Those unfamiliar with the practice Yoga and its foundation may have several preconceived notions, many of which may misrepresent what Yoga really is and how it can be practiced by absolutely anyone. I’ve often heard that Yoga as a spiritual practice was incompatible with someone’s religious beliefs. My perspective is that this is far from the case, and on the contrary, is rather that Yoga can benefit any individual seeking to improve their physical and spiritual fitness despite religious affiliation or fitness preferences.
My Spiritual Journey To Yoga
I grew up in a rural town not far from the border of Canada. I went on to live in Philadelphia during my early twenties. I did a bit of traveling abroad until my thirties. I grew up practicing spiritual beliefs from the Native American side of my family while attending a Lutheran Church. As a child, I chose to take my first communion and go into confirmation studies. I was confirmed in the eyes of the Church.
In my adult life, I have attended many religious services from a Sufi Mosque to Temple service, and Catholic services. I have practiced Yoga since I was twelve years old. It was mainly for body maintenance needs during my dance career. I have always been fascinated by the relationship between religion and spirituality.
Yoga’s Spiritual Roots
I have often heard people say that Yoga is “the devil’s work”, that they can’t practice it because of their religion, or I even had a friend once tell me that “Buddha was bad” at the mention of Buddhism. Yoga is related to Hinduism, Jainism, and Buddhism. Yoga stems from the Vedas, a collection of texts containing songs, mantras, and rituals used by the Brahmans (Vedic Priests). From the Vedas came Hinduism, Jainism, and Buddhism. The Rig Veda is the oldest sacred text that makes the first mentions of Yoga.
The practices of the Brahmans and the Rishis (mystic seers) were recorded in the Upanishads consisting of 200 scriptures one of which is the Bhagavad Gita written around 500 BCE. Yoga’s practice is first about the internal sacrifice of the ego through self-knowledge, action, and wisdom.
A sage, Patanjali, composed the Yoga Sutras between 200-400 BCE. The text describes the path of Raja Yoga. Patanjali organizes the practice into the Eight Limbed Path. These paths are about bringing awareness to the Breath, Meditation, and a Way of Living; in other words the path towards enlightenment.
A few centuries after Patanjali, the Yoga Masters designed a practice that no longer focused on the ancient text of the Vedas. Instead, they embraced the physical body as the means to achieve enlightenment. The Yoga Masters developed Tantra Yoga. Tantra Yoga is about cleansing the body & the mind and undoing the knots that bind us to our physical existence. These practices lead to what we, in the West, mainly practice: Hatha Yoga.
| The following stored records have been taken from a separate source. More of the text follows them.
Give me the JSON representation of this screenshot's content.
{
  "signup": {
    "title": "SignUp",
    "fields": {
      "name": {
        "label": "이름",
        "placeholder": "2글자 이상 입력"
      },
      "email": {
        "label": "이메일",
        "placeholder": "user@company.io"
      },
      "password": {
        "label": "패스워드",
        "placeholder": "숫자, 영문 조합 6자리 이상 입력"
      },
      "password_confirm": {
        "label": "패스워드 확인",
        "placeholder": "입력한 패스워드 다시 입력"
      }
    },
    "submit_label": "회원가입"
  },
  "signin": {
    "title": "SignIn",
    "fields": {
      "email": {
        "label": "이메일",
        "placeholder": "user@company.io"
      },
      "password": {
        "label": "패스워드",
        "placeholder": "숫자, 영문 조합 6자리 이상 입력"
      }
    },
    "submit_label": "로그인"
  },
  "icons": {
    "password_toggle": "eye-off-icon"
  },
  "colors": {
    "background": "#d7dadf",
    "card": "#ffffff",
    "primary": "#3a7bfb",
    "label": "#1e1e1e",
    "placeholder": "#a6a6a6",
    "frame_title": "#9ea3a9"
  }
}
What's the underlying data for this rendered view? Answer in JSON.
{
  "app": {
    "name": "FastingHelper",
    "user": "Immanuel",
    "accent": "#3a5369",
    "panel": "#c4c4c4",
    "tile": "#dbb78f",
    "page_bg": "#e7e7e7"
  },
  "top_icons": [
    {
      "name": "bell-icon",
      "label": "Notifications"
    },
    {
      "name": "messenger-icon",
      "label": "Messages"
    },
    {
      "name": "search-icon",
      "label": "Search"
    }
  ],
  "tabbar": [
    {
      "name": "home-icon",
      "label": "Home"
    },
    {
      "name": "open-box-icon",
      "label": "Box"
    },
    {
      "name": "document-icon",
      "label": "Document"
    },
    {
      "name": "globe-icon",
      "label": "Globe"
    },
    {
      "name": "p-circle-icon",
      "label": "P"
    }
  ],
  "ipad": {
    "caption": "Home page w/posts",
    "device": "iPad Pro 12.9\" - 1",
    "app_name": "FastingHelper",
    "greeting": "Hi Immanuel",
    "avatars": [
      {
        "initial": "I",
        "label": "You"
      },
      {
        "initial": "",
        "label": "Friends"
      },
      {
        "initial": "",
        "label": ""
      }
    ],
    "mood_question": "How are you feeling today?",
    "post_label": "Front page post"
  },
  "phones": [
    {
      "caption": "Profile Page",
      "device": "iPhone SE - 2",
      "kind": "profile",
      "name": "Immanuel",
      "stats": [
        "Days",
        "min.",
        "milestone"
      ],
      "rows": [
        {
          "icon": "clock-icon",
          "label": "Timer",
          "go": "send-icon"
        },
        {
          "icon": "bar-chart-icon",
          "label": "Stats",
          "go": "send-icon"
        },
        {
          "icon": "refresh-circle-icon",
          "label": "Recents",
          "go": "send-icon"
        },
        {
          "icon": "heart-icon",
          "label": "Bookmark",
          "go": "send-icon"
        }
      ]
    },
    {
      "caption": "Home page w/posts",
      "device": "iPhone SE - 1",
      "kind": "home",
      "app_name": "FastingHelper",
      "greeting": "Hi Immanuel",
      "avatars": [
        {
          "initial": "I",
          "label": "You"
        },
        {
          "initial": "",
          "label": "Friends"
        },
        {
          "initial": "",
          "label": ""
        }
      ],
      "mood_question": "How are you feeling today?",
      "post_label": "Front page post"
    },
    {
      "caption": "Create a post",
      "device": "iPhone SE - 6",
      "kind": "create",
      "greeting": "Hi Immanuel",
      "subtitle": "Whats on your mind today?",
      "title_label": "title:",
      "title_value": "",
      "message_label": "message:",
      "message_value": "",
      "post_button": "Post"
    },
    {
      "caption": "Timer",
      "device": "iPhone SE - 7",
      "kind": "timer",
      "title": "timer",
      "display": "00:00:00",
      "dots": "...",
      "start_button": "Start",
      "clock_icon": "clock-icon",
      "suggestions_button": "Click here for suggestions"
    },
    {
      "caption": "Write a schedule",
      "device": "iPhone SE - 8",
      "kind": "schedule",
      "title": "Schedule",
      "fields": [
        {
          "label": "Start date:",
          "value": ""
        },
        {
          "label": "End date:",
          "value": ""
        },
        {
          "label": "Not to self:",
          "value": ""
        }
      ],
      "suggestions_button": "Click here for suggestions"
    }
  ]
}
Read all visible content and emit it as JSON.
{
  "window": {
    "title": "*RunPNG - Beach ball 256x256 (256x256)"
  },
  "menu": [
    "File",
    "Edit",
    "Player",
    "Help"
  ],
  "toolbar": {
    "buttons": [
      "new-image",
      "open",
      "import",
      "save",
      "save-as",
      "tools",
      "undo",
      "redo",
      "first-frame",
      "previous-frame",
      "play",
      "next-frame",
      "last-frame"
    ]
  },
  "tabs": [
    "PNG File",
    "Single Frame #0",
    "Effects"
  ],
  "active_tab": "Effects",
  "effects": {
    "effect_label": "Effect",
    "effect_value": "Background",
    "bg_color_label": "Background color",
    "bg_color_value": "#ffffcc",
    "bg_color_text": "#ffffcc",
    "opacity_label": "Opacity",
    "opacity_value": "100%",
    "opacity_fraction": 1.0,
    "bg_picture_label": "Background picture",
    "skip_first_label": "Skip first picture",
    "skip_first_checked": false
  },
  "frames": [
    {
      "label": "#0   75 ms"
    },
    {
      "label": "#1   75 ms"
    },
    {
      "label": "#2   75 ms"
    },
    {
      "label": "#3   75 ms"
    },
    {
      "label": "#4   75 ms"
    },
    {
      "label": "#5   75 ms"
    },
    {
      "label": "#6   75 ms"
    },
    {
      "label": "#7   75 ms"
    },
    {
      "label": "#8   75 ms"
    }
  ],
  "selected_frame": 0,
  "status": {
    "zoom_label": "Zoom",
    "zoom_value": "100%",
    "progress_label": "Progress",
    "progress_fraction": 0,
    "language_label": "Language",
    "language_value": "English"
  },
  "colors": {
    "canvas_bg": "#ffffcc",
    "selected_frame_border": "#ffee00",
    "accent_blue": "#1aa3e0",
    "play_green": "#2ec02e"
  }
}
Yoga did not get it’s footing in the West until the 1800-1900s. Most notably in 1893 when Swami Vivekananda delivered a presentation at the Parliament of Religions. The presentation opened the door to a new surge of interest in Eastern models of spirituality in the West. This event also influenced spiritual teachers from India to migrate to the states. These teachers include:
Swami Rama – The Himalayan Institute
Paramahansa Yogananda – The Self-Realization Fellowship
Maharishi Mahesh Yogi – The Transcendental Meditation Practice
The first Hatha School was opened by Krishnamacharya in Mysore, India in 1924. In 1936 Sami Sivananda founded the Divine Life Society on the banks of the Ganges River. This Society would produce three students who would continue his legacy: BKS Iyengar, TKV Desikachar, and Pattabhi Jais.
A Practice for All
Many in the West debate whether Yoga is a religious practice, spiritual belief, or strictly a beneficial exercise routine. Throughout all the available data on Yoga there is one common thread: its unique ability to adapt to the needs of the student. Yoga morphs to fit the needs of whatever culture it finds itself in. It’s religious/spiritual practices do not need to be a focus to reap the rewards of its benefits.
Your beliefs do not compromise the practice. The physical benefits of the practice include but are not limited to:
- increased flexibility
- increased muscle strength and tone
- improved respiration, energy and vitality
- maintaining a balanced metabolism
- weight reduction
- cardio and circulatory health
- improved athletic performance
- protection from injury
The best thing about Yoga is that no matter how you choose to interpret the practice, that practice is entirely unique to you. Your breathing, meditation, and physical needs come forth as you center yourself into class. You have a choice throughout each class to participate in the chants or not.
Whether you are spiritual or religious, Yoga can be used as a tool to further the depths of your beliefs in a positive light and keep your physical body in shape to continue on this journey of life.